Finally, we can put our words into phrases and sentences. Syntax helps us with our sentence structure and to understand why English has a subject-verb-object (SVO) word order, but Maori has verb-subject-object (VSO) word order. There’s not much to be said on a very introductory level about syntax. It’s pretty much all trying to figure out why the words go in the order that they go, but it really is highly complex. And syntax is intrinsically intertwined with semantics. Semantics is the meaning of a word without any context for the word. For instance, semantic rules dictate why “John looked at him” and “John looked at himself” are different.
If we want to look at the meanings of words in context, we have to look at pragmatics. Pragmatics isn’t coded into our language, but it adds ‘ulterior’ meaning, often relevant to the particular setting of the speech act. Pragmatics is how we figure out ambiguity. The sentence ‘the man saw the bird with the binoculars’ is technically ambiguous. It normally means something like ‘the man saw the bird by looking through his binoculars’, but takes on an entirely different meaning when a pet owner has decided to put toy binoculars on her parakeet. Pragmatics lets us understand this distinction.
From this core, linguistics often intersects with many different fields. I’m not really going to go into all of them here, because I want to keep this post a reasonable length. I made the chart above showing how linguistics is applied to other fields. (I submitted it to I Love Charts.) I just want to give you a guide with the example of one category.

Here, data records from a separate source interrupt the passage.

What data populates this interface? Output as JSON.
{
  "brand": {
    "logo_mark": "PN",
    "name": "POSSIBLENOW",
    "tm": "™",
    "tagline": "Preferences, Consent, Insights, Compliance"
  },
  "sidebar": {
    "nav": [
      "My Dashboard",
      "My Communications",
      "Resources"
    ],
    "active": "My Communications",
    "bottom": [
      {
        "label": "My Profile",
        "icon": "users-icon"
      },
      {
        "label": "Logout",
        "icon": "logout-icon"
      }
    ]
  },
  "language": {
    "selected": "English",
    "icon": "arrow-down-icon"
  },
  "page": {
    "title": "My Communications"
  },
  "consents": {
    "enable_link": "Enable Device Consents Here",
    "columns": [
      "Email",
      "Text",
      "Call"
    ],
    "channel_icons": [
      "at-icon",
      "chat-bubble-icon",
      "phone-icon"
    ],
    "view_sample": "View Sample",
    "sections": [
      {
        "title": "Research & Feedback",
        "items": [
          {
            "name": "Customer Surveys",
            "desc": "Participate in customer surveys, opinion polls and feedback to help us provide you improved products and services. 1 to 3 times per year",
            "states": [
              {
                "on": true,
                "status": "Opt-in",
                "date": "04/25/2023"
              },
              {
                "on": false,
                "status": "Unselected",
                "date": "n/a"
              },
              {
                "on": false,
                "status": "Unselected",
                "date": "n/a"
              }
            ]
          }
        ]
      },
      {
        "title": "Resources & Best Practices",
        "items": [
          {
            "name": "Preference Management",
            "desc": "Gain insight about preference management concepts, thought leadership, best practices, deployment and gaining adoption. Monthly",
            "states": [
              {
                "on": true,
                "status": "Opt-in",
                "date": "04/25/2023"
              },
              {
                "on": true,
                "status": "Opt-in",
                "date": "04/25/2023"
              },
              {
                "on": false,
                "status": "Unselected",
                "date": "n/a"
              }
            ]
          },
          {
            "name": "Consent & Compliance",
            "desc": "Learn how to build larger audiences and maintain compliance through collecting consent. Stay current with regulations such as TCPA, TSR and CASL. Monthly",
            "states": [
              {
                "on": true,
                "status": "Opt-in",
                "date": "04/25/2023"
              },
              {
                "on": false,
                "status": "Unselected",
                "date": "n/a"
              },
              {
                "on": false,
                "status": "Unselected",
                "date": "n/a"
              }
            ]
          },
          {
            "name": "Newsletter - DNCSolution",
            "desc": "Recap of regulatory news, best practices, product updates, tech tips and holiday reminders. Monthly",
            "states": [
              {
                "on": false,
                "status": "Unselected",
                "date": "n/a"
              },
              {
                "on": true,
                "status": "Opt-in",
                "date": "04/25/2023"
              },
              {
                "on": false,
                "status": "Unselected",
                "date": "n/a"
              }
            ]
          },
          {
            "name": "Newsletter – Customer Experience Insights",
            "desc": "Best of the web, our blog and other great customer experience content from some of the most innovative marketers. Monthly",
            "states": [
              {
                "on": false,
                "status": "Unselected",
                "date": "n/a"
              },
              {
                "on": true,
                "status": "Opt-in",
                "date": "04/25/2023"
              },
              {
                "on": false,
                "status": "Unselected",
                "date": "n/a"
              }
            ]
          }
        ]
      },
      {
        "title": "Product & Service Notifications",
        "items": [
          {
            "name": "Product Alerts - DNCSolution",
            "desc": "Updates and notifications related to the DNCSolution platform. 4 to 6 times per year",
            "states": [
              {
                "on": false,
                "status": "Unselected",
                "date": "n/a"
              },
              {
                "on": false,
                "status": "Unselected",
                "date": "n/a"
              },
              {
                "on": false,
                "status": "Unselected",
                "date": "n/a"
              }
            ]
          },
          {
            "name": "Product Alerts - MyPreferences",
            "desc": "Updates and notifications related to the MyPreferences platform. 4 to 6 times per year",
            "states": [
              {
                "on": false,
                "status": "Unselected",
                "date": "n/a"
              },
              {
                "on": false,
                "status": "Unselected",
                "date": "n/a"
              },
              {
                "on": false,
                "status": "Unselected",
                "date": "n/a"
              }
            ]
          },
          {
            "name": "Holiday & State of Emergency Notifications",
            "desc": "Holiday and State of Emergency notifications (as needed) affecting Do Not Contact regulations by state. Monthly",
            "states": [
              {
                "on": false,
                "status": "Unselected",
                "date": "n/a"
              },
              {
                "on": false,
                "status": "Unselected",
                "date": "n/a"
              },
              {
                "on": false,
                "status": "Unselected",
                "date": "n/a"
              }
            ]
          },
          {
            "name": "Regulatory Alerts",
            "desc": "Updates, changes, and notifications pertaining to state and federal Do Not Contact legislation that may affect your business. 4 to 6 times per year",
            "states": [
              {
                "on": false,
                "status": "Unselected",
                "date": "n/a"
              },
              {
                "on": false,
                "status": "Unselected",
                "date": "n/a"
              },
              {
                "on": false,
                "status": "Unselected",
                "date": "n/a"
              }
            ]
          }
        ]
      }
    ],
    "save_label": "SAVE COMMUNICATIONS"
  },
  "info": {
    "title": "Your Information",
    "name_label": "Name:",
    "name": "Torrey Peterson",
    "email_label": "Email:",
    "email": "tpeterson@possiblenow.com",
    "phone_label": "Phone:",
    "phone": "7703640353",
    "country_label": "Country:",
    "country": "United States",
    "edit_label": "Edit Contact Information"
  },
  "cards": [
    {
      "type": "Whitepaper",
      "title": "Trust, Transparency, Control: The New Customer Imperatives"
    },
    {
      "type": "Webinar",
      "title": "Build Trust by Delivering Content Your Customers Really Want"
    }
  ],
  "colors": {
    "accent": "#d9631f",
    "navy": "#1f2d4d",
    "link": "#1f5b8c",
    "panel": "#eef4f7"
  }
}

At about the 7:30 position on this chart, we have the History/Historical Linguistics bubble. History, we all know is the study of the past, and how things have changed to get to the present. Historical linguistics is the same thing, just with a focus on languages. It looks at past languages and how languages have changed and interacted to get to the present. Hopefully you can get a sense of what things look like.
I hope you’ve enjoyed my brief tour of linguistics. If you liked anything you saw and want me to talk about it more, please comment and let me know.